HONGKONG Apr.2--The Asian Development Bank on Wednesday revised its forecasts for economic growth of developing Asia in 2008 down to 7.6 percent, saying inflationary pressures would mount across the region to pose a major challenge.
"Rising food and energy prices will test the resilience of developing Asia in many years to come," the bank's chief economist Ifzal Ali told a press conference in Hong Kong, where the bank released its flagship Asian Development Outlook 2008 (ADO).He said developing Asia will return to trend growth in the next two years, projecting a growth of 7.6 percent for the region in2008, followed by slight improvement in 2009 to 7.8 percent. The regional growth will remain solid thanks to generally favorable conditions in the region and productivity growth arising from continued economic modernization and structural transformation, according to the report.
Growth is expected to slow down to 10 percent this year for the Chinese mainland, and, for India, to 8 percent, the bank said, pointing to recent tightening in monetary policies in both economies, recognized as the engines of regional growth. Arguing against developing Asia's de-coupling from the United States economy and calling it a "myth", Ifzal said the region remained closely tied to global activity through trade and finance and the fallout from the U.S. slowdown would be felt." A global slowdown is now under way," he said, "one of the fundamental changes is that, instead of a slowdown only in the United States, we are seeing coincidental declines across the United States, the eurozone and Japan."
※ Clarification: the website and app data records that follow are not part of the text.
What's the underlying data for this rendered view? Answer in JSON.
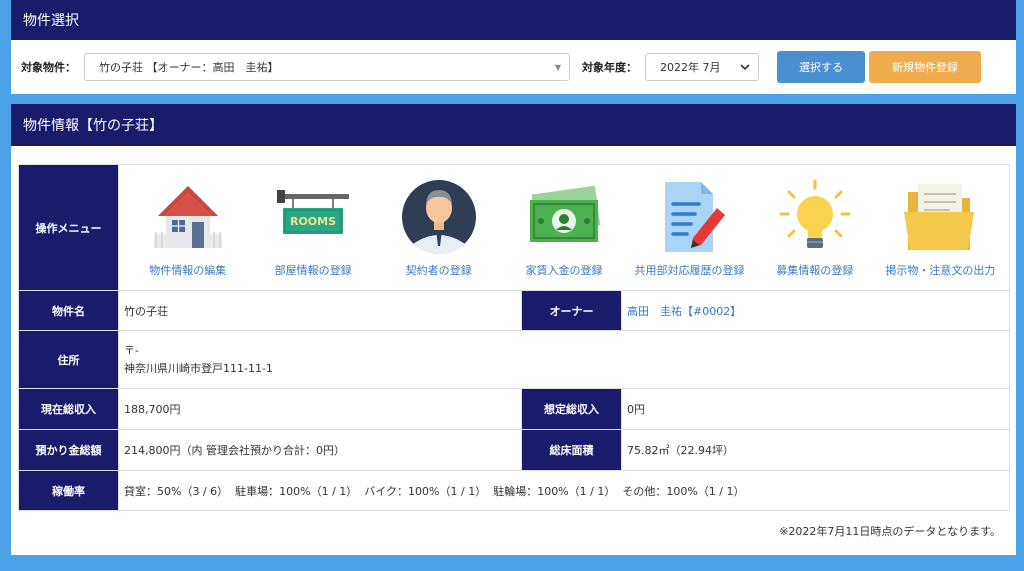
{
  "select_panel": {
    "title": "物件選択",
    "property_label": "対象物件：",
    "property_value": "竹の子荘 【オーナー：高田　圭祐】",
    "year_label": "対象年度：",
    "year_value": "2022年 7月",
    "select_button": "選択する",
    "new_button": "新規物件登録"
  },
  "info_panel": {
    "title": "物件情報【竹の子荘】",
    "menu_header": "操作メニュー",
    "menu": [
      {
        "icon": "house-icon",
        "label": "物件情報の編集"
      },
      {
        "icon": "rooms-sign-icon",
        "label": "部屋情報の登録"
      },
      {
        "icon": "person-icon",
        "label": "契約者の登録"
      },
      {
        "icon": "money-icon",
        "label": "家賃入金の登録"
      },
      {
        "icon": "document-edit-icon",
        "label": "共用部対応履歴の登録"
      },
      {
        "icon": "lightbulb-icon",
        "label": "募集情報の登録"
      },
      {
        "icon": "folder-icon",
        "label": "掲示物・注意文の出力"
      }
    ],
    "rooms_sign_text": "ROOMS",
    "rows": {
      "name_label": "物件名",
      "name_value": "竹の子荘",
      "owner_label": "オーナー",
      "owner_value": "高田　圭祐【#0002】",
      "address_label": "住所",
      "address_zip": "〒-",
      "address_value": "神奈川県川崎市登戸111-11-1",
      "income_label": "現在総収入",
      "income_value": "188,700円",
      "expected_label": "想定総収入",
      "expected_value": "0円",
      "deposit_label": "預かり金総額",
      "deposit_value": "214,800円（内 管理会社預かり合計：0円）",
      "floor_label": "総床面積",
      "floor_value": "75.82㎡（22.94坪）",
      "occupancy_label": "稼働率",
      "occupancy_value": "貸室：50%（3 / 6）  駐車場：100%（1 / 1）  バイク：100%（1 / 1）  駐輪場：100%（1 / 1）  その他：100%（1 / 1）"
    },
    "note": "※2022年7月11日時点のデータとなります。"
  }
}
"The ADO baseline forecasts have been revised down significantly over the last few months and, as new data are released, analysts continue to cut their growth forecasts." The U.S. slowdown has led to declines in exports of garments, footwear, toys, games, and sports equipment from developing Asia. Sixty-one percent east and southeast Asian exports directly meet final demand in the United States, Europe and Japan, he said. The slowdown in the United States, European Union and Japan will have a more pronounced impact on China, which is more open to trade than India.
It will also lead to asset market adjustments in Asia, he added. "Asia will not be immune to the global slowdown, neither will it be hostage to it."
The Asian developing economies averaged a growth of 8.7 percent in 2007, the fastest in nearly two decades, and the growth of many economies tested speed limits, the Manila-based bank said in the ADO report, its flagship annual publication.
"We saw signs of overheating emerge everywhere (in 2007). There was skilled labor shortage. There were infrastructural bottlenecks," Ifzal said.
Inflation rose to an 11-year high in the Chinese mainland by November, and reached double digits in Vietnam and Central Asia by the end of 2007, he said.
Inflation in developing Asia, expected to "spike", could hit a decade high with an average of 5.1 percent in 2008, followed by 4.6 percent in 2009, the report said.
Rising food and energy prices were a major challenge, Ifzal said, adding that spending on the two accounts for nearly 60percent of household budgets in the region.
The bank listed many "structural constraints" facing the economies of developing Asia, such as macroeconomic stability, integrating into the global economy, getting prices to send the right signals, creating a conducive business and investment climate and above all, ensuring that the benefits of growth are shared by all.
It urged policy-makers to tackle inflation at its root. "For some economies, this may mean a more flexible exchange rate," said Ifzal, naming the example of Vietnam.
"I think it is time for Vietnam to allow some flexibility in its currency value. Otherwise the inflationary pressures will continue to mount," he said.
"While in others it may need a scrutiny of fiscal spending and priorities and, in some cases, targeted measures may be warranted to ease supply pressures that are piling on to cost pressures," said the report.